Atomism The idea that matter is made up of discrete units is a very old idea, appearing in many ancient cultures such as Greece and India.
Atomic Number The radiations produced by uranium and thorium were quite feeble, and difficult to work with. This situation was corrected by Mme.
Investigating the radioactivity of uranium minerals, she found some samples of ore of low uranium content that were nevertheless intensely radioactive - more so than if they had been pure uranium. She reached the conclusion that the ore must contain some element other than uranium that was radioactive.
Since she knew all the components of the ore that were present in significant amounts, and since all were known to be non-radioactive, the unknown element could be present only in very small quantities and must be extremely radioactive indeed.
Duringshe and her husband slaved away over quantities of ore, trying to concentrate the radioactivity and isolate the new element. In July, one new element was located and named polonium, after Mme. Curie's native Poland, and, in December, a second new element, radium.
Radium was extremely radioactive, giving off radiations intimes the quantity that the same weight of uranium did. Furthermore, it was very rare.
Other strongly radioactive elements were discovered in tiny traces. Inthe French chemist Andre Louis Debierne discovered actinium. Inthe German physicist Friedrich Ernst Dorn found a radioactive gas which eventually received the name radon.
It was one of the inert gases, fitting below xenon in the periodic table. Finally, inthe German chemist Otto Hahn and Lise Meitner discovered protactinium. Experimenters could use these rare but extremely radioactive elements in "particle guns". Lead absorbs the radiation. If a bit of material containing one of these elements is placed in a lead-lined box with a hole in it, almost all the particles that come flying off are absorbed by the lead.
Some, however, make their way through the hole to compose a tin stream of very many, very energetic particles which can be directed at some target. It was Rutherford who used such "particle guns" most effectively. Beginning inhe bombarded thin sheets of metal such as gold with speeding alpha particles.
Most of the alpha particles passed clear through, unaffected and undiverted, recording themselves on the photographic plate behind. There were, however, some particles that were scattered - even through large angles.

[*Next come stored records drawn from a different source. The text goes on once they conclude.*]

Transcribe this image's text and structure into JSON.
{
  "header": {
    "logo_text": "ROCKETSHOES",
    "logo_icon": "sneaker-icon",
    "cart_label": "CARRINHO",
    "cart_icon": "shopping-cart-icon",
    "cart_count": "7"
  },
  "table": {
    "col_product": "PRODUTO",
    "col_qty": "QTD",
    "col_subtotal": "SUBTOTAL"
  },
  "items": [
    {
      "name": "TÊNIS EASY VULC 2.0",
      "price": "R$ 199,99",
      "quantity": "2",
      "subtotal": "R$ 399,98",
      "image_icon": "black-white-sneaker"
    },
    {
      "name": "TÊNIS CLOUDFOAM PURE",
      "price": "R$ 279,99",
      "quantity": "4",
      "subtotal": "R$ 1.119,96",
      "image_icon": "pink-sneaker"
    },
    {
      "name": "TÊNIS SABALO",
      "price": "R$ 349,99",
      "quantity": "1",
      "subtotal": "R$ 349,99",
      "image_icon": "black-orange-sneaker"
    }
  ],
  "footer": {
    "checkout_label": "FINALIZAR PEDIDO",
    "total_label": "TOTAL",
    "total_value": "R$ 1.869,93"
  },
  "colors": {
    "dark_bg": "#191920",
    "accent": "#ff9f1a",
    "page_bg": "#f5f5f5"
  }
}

Since the gold foil that served as target was two thousand atoms thick, and since most alpha particles passed through untouched, it would seem that the atoms were mostly empty space. Since some alpha particles were deflected sharply, it meant that somewhere in the atom must be a massive, positively charged region, capable of turning back the positively charged alpha particle.
Rutherford therefore evolved the theory of the nuclear atom. The atom, he decided, contains a very tiny nucleus at its center, which is positively charged and which contains all the the protons and, it was later discovered, the neutrons, too of the atom.
The atomic nucleus has to be very tiny in order to account for the very small fraction of the alpha particles that were deflected, but it must also contain virtually all the mass of the atom.The number of protons determines which chemical element the atom is (e.g.
uranium), and the number of neutrons determines which isotope of that element the atom is (e.g. uranium). Isotope: Isotopes of an element possess the same number of protons in their nuclei but have different numbers of neutrons.
From the planets to the stars to the edge of the unknown, history and science collide in the popular series THE UNIVERSE.
During World War II, American physicists and engineers began a race against Nazi Germany to develop the first atomic bomb. Their secret endeavor, which lasted from to , was known as the Manhattan Project. The project led to the invention of nuclear weapons, including two that were dropped.
So we know that all matter is made up of atoms, but what is an atom made out of?
Chemists describe the structure of atoms using models. This section will cover the Bohr model, photoelectric effect, absorption and emission spectra, quantum numbers, and electron configurations.
A brief history of Atoms We currently believe that the atom is the basic unit of matter which consists of a dense nucleus surrounded by a cloud of negatively charged electrons.
The nucleus contains a mix of positively. History of the Atom.
Find out more about the history of Bombing of Hiroshima and Nagasaki, including videos, interesting articles, pictures, historical features and more. Get all the facts on lausannecongress2018.com In , J.J. Thomson discovered the electron and suggested the 'plum pudding' model of the atom. In , Rutherford suggested that electrons orbit the atomic nucleus like planets round the Sun. In , Bohr modified Rutherford's model by introducing the idea of energy levels. This work is licensed under a Creative Commons Attribution-NonCommercial License. This means you're free to copy and share these comics (but not to sell them). More details.
Introduction Our understanding of the physical world has grown at an incredible rate in the last years. The key to the advances made in chemistry has been our growing knowledge about atoms.
In this unit we will look at some of the early historical discoveries that helped us build up a useful 'working model' of the atom.